When one first gets to Hawaii, you automatically ask “Where are the good beaches?” You are told two things: First, they all are good. Second, they all are open to everyone. There’s no such thing as a private beach in Hawaii (those socialists!)
I believe, though, that I have found the local’s secret for keeping the good beaches to themselves: keep them nearly impossible to get to. Sure, anyone can go to a resort and park in a parking lot and walk forty feet or so to crowded white seaside lots. But the true beaches, the ones that locals love and covet, are harder to come by. If you ask about a specific location and the response is that it’s a “little difficult” to get to, then that’s where you want to go.
Last Friday we went to Makalawana beach here on the big island. This secluded spot is almost universally reported to be one of the best beaches on the island, if not one of the best in the world. The trick is in getting there. One must first drive a park “road”, which is an indistinctly paved path through a lava field. In certain places the asphalt undulates with the shape of the lava rocks just under it, and in other places the asphalt just gives up and you’re driving on lava that has been broken down to gravel. It took us about 30 minutes to drive that one mile in a Mustang rental car. Once you park, then you get to the rough terrain. You walk a good 3/4 of a mile to a full mile through a lava field in a vaguely market foot path. Add no shade and the coasts’ 80+ degree temperatures, and you’re in for a treat!
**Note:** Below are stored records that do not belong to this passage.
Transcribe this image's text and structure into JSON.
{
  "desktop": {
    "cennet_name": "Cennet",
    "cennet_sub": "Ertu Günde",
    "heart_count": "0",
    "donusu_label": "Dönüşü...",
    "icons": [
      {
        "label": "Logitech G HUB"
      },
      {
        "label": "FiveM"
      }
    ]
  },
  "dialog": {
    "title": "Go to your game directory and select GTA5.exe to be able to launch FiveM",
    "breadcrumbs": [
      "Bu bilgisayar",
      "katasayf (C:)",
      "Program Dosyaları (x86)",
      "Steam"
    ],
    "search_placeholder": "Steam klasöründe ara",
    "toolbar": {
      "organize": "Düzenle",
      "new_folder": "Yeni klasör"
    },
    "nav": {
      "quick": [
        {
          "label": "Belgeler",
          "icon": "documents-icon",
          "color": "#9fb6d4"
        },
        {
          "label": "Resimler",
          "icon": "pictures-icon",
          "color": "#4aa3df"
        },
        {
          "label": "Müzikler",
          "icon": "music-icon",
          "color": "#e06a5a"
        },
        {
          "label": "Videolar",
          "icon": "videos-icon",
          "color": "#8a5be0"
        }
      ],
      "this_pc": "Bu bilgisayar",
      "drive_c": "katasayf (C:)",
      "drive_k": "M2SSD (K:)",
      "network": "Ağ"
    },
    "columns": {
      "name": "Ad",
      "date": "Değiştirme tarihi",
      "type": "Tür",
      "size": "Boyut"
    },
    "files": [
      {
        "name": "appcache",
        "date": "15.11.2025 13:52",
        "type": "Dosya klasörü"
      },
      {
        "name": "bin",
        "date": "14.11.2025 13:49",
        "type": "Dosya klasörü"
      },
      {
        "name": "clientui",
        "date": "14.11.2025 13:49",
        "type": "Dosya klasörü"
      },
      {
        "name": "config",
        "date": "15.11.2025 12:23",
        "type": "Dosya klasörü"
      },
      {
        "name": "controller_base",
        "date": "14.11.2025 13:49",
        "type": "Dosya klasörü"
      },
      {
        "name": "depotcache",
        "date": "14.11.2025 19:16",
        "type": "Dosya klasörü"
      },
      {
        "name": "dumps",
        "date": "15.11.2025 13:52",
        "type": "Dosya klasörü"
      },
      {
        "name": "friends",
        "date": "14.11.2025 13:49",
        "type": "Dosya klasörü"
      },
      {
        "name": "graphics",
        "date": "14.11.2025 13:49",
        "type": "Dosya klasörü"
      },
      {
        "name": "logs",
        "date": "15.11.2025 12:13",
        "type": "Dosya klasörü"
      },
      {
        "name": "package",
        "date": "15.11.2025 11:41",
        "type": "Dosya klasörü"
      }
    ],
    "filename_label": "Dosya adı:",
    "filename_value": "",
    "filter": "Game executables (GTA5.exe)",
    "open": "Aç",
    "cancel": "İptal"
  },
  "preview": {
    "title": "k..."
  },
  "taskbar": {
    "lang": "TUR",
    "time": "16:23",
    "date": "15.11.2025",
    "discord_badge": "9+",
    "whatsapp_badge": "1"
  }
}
Once you get to the beaches, though, you realize the trip was well worth it. Our destination had three separate coves of white sand protected by rock outcroppings. The biggest bonus of all, though, is that there is nearly no one else there. The length of beach we staked our claim to ran for at least 100 yards, and there were maybe twenty other people besides us there.
Ask the locals. The more they grimace when they tell you how to get to a beach, the better the destination.